WORK ORDER
The records must be repeated exactly and in their entirety.

BEGIN MATERIAL FOR THIS TASK

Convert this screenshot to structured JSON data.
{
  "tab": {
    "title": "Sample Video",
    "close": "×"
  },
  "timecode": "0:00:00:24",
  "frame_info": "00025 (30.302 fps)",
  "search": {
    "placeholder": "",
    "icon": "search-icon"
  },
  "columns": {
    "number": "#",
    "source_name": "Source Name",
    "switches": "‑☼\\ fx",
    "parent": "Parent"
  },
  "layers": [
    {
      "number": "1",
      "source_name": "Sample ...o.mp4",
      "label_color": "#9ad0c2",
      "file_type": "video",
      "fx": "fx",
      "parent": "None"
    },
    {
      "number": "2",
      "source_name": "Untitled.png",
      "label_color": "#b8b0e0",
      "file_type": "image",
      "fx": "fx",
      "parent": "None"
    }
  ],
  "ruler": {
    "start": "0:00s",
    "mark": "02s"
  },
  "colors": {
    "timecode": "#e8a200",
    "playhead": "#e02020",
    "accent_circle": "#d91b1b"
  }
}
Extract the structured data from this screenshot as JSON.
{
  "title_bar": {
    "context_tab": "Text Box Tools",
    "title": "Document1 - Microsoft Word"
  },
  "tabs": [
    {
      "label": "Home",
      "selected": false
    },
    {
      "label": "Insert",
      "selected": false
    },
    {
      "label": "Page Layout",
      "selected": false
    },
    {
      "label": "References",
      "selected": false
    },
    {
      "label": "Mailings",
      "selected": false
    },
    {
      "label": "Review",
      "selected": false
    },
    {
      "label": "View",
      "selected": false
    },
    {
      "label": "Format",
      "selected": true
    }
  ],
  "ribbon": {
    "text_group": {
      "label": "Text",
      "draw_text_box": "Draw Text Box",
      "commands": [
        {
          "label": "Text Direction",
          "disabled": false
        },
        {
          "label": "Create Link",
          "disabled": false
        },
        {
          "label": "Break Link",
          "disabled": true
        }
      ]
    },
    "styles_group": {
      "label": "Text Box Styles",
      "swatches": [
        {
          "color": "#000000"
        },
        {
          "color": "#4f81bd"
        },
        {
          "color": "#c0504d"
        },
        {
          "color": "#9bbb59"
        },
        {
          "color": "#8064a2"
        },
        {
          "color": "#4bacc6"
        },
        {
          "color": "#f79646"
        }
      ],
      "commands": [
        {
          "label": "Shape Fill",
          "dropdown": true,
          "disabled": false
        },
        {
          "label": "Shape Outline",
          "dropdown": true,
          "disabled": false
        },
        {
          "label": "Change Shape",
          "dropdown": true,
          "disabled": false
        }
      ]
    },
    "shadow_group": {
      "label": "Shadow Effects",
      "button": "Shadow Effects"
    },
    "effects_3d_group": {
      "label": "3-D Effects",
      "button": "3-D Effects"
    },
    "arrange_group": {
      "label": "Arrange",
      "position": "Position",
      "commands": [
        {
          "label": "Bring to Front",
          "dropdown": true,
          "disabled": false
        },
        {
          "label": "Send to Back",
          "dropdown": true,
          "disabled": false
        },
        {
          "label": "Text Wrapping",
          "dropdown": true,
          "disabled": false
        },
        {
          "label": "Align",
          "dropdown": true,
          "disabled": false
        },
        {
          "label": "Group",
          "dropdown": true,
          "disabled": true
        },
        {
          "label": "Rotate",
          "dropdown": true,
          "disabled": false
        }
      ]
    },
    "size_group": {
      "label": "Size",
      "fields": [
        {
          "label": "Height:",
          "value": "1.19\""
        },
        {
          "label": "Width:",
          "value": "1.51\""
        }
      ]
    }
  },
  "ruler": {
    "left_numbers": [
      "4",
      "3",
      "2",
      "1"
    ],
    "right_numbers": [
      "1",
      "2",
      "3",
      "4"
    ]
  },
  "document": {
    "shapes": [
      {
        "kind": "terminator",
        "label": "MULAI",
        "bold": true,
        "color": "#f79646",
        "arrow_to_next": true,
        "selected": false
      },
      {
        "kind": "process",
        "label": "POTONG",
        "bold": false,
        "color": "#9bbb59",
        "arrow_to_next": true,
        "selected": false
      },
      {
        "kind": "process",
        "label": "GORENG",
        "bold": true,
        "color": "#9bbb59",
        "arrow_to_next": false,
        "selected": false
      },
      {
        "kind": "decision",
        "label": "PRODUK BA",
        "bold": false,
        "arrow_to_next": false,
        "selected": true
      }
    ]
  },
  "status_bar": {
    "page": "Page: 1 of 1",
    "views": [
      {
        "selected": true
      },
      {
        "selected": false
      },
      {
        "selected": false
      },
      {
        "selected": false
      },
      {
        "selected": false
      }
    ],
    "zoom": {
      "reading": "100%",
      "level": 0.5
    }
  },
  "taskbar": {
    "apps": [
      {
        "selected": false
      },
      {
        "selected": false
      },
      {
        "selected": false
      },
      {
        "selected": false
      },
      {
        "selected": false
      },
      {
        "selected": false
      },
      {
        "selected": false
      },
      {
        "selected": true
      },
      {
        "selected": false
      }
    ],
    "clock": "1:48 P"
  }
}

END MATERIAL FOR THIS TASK

TASK SOLUTION
Convert this screenshot to structured JSON data.
{
  "tab": {
    "title": "Sample Video",
    "close": "×"
  },
  "timecode": "0:00:00:24",
  "frame_info": "00025 (30.302 fps)",
  "search": {
    "placeholder": "",
    "icon": "search-icon"
  },
  "columns": {
    "number": "#",
    "source_name": "Source Name",
    "switches": "‑☼\\ fx",
    "parent": "Parent"
  },
  "layers": [
    {
      "number": "1",
      "source_name": "Sample ...o.mp4",
      "label_color": "#9ad0c2",
      "file_type": "video",
      "fx": "fx",
      "parent": "None"
    },
    {
      "number": "2",
      "source_name": "Untitled.png",
      "label_color": "#b8b0e0",
      "file_type": "image",
      "fx": "fx",
      "parent": "None"
    }
  ],
  "ruler": {
    "start": "0:00s",
    "mark": "02s"
  },
  "colors": {
    "timecode": "#e8a200",
    "playhead": "#e02020",
    "accent_circle": "#d91b1b"
  }
}
Extract the structured data from this screenshot as JSON.
{
  "title_bar": {
    "context_tab": "Text Box Tools",
    "title": "Document1 - Microsoft Word"
  },
  "tabs": [
    {
      "label": "Home",
      "selected": false
    },
    {
      "label": "Insert",
      "selected": false
    },
    {
      "label": "Page Layout",
      "selected": false
    },
    {
      "label": "References",
      "selected": false
    },
    {
      "label": "Mailings",
      "selected": false
    },
    {
      "label": "Review",
      "selected": false
    },
    {
      "label": "View",
      "selected": false
    },
    {
      "label": "Format",
      "selected": true
    }
  ],
  "ribbon": {
    "text_group": {
      "label": "Text",
      "draw_text_box": "Draw Text Box",
      "commands": [
        {
          "label": "Text Direction",
          "disabled": false
        },
        {
          "label": "Create Link",
          "disabled": false
        },
        {
          "label": "Break Link",
          "disabled": true
        }
      ]
    },
    "styles_group": {
      "label": "Text Box Styles",
      "swatches": [
        {
          "color": "#000000"
        },
        {
          "color": "#4f81bd"
        },
        {
          "color": "#c0504d"
        },
        {
          "color": "#9bbb59"
        },
        {
          "color": "#8064a2"
        },
        {
          "color": "#4bacc6"
        },
        {
          "color": "#f79646"
        }
      ],
      "commands": [
        {
          "label": "Shape Fill",
          "dropdown": true,
          "disabled": false
        },
        {
          "label": "Shape Outline",
          "dropdown": true,
          "disabled": false
        },
        {
          "label": "Change Shape",
          "dropdown": true,
          "disabled": false
        }
      ]
    },
    "shadow_group": {
      "label": "Shadow Effects",
      "button": "Shadow Effects"
    },
    "effects_3d_group": {
      "label": "3-D Effects",
      "button": "3-D Effects"
    },
    "arrange_group": {
      "label": "Arrange",
      "position": "Position",
      "commands": [
        {
          "label": "Bring to Front",
          "dropdown": true,
          "disabled": false
        },
        {
          "label": "Send to Back",
          "dropdown": true,
          "disabled": false
        },
        {
          "label": "Text Wrapping",
          "dropdown": true,
          "disabled": false
        },
        {
          "label": "Align",
          "dropdown": true,
          "disabled": false
        },
        {
          "label": "Group",
          "dropdown": true,
          "disabled": true
        },
        {
          "label": "Rotate",
          "dropdown": true,
          "disabled": false
        }
      ]
    },
    "size_group": {
      "label": "Size",
      "fields": [
        {
          "label": "Height:",
          "value": "1.19\""
        },
        {
          "label": "Width:",
          "value": "1.51\""
        }
      ]
    }
  },
  "ruler": {
    "left_numbers": [
      "4",
      "3",
      "2",
      "1"
    ],
    "right_numbers": [
      "1",
      "2",
      "3",
      "4"
    ]
  },
  "document": {
    "shapes": [
      {
        "kind": "terminator",
        "label": "MULAI",
        "bold": true,
        "color": "#f79646",
        "arrow_to_next": true,
        "selected": false
      },
      {
        "kind": "process",
        "label": "POTONG",
        "bold": false,
        "color": "#9bbb59",
        "arrow_to_next": true,
        "selected": false
      },
      {
        "kind": "process",
        "label": "GORENG",
        "bold": true,
        "color": "#9bbb59",
        "arrow_to_next": false,
        "selected": false
      },
      {
        "kind": "decision",
        "label": "PRODUK BA",
        "bold": false,
        "arrow_to_next": false,
        "selected": true
      }
    ]
  },
  "status_bar": {
    "page": "Page: 1 of 1",
    "views": [
      {
        "selected": true
      },
      {
        "selected": false
      },
      {
        "selected": false
      },
      {
        "selected": false
      },
      {
        "selected": false
      }
    ],
    "zoom": {
      "reading": "100%",
      "level": 0.5
    }
  },
  "taskbar": {
    "apps": [
      {
        "selected": false
      },
      {
        "selected": false
      },
      {
        "selected": false
      },
      {
        "selected": false
      },
      {
        "selected": false
      },
      {
        "selected": false
      },
      {
        "selected": false
      },
      {
        "selected": true
      },
      {
        "selected": false
      }
    ],
    "clock": "1:48 P"
  }
}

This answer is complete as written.